# Your objective
In the data below, how many lines include the word "title"? Give only the number.

App and web page records
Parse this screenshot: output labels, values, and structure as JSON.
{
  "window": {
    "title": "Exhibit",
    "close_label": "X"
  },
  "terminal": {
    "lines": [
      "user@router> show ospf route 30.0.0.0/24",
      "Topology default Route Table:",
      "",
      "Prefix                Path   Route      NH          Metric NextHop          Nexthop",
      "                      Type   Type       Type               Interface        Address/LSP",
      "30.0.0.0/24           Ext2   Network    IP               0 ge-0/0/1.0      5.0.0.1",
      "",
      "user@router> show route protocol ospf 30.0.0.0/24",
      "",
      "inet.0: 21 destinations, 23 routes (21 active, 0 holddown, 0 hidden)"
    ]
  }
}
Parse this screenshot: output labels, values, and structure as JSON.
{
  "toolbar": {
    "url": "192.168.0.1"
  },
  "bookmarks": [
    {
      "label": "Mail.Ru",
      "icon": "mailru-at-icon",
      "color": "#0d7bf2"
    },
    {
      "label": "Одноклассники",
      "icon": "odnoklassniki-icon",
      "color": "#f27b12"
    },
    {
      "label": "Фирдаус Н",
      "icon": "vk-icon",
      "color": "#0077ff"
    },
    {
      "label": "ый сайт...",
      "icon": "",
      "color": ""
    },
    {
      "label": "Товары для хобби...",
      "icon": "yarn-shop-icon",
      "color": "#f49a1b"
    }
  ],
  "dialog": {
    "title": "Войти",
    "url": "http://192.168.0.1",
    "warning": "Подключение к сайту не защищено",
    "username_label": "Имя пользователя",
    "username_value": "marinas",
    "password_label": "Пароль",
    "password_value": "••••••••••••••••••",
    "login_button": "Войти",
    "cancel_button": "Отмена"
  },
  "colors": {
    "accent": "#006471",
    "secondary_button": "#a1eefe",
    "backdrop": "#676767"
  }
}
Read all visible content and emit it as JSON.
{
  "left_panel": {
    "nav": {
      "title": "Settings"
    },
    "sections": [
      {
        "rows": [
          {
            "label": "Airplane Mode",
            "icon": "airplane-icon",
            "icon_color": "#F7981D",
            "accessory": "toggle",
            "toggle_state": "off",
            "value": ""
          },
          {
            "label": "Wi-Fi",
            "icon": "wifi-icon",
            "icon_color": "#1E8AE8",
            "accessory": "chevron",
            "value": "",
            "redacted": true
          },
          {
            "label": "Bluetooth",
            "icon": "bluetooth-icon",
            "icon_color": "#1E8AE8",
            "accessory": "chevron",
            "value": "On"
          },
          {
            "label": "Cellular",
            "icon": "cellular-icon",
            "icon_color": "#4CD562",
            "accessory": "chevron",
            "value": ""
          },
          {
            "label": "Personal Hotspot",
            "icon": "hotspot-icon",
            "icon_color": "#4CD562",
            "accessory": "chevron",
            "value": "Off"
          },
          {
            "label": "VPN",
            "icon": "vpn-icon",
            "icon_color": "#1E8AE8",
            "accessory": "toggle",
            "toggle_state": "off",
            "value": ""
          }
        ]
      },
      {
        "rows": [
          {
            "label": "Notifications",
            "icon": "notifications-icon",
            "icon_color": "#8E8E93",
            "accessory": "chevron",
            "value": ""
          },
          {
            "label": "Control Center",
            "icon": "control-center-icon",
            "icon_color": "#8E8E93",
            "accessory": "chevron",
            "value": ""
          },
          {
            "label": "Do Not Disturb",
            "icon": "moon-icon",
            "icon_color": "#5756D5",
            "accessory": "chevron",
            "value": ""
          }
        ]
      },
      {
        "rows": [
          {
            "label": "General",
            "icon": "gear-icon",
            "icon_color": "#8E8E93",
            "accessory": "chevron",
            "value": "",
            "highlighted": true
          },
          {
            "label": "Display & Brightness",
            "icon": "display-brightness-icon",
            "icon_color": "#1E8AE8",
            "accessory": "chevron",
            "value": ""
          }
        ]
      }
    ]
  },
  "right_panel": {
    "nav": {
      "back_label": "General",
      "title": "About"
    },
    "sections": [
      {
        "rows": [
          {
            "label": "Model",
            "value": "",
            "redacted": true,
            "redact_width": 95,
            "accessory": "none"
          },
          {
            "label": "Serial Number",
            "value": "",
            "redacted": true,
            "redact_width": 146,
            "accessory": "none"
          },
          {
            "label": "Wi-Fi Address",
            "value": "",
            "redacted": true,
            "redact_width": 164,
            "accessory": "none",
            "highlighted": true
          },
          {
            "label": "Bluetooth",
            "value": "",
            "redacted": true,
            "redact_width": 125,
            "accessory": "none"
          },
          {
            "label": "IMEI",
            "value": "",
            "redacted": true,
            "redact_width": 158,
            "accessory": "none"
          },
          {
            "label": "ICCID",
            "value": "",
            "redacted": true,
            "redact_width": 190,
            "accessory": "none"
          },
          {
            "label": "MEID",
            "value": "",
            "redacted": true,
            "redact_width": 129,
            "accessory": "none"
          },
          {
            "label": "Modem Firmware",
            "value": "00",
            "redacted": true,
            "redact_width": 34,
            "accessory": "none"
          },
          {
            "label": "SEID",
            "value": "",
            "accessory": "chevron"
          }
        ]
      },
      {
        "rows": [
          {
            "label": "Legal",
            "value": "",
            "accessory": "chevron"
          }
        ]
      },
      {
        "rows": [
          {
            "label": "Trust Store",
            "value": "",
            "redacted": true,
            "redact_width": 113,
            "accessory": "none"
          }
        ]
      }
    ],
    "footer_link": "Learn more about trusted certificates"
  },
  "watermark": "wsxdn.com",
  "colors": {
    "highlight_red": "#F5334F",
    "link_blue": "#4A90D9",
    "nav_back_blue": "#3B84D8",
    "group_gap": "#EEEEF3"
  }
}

# Written answer
4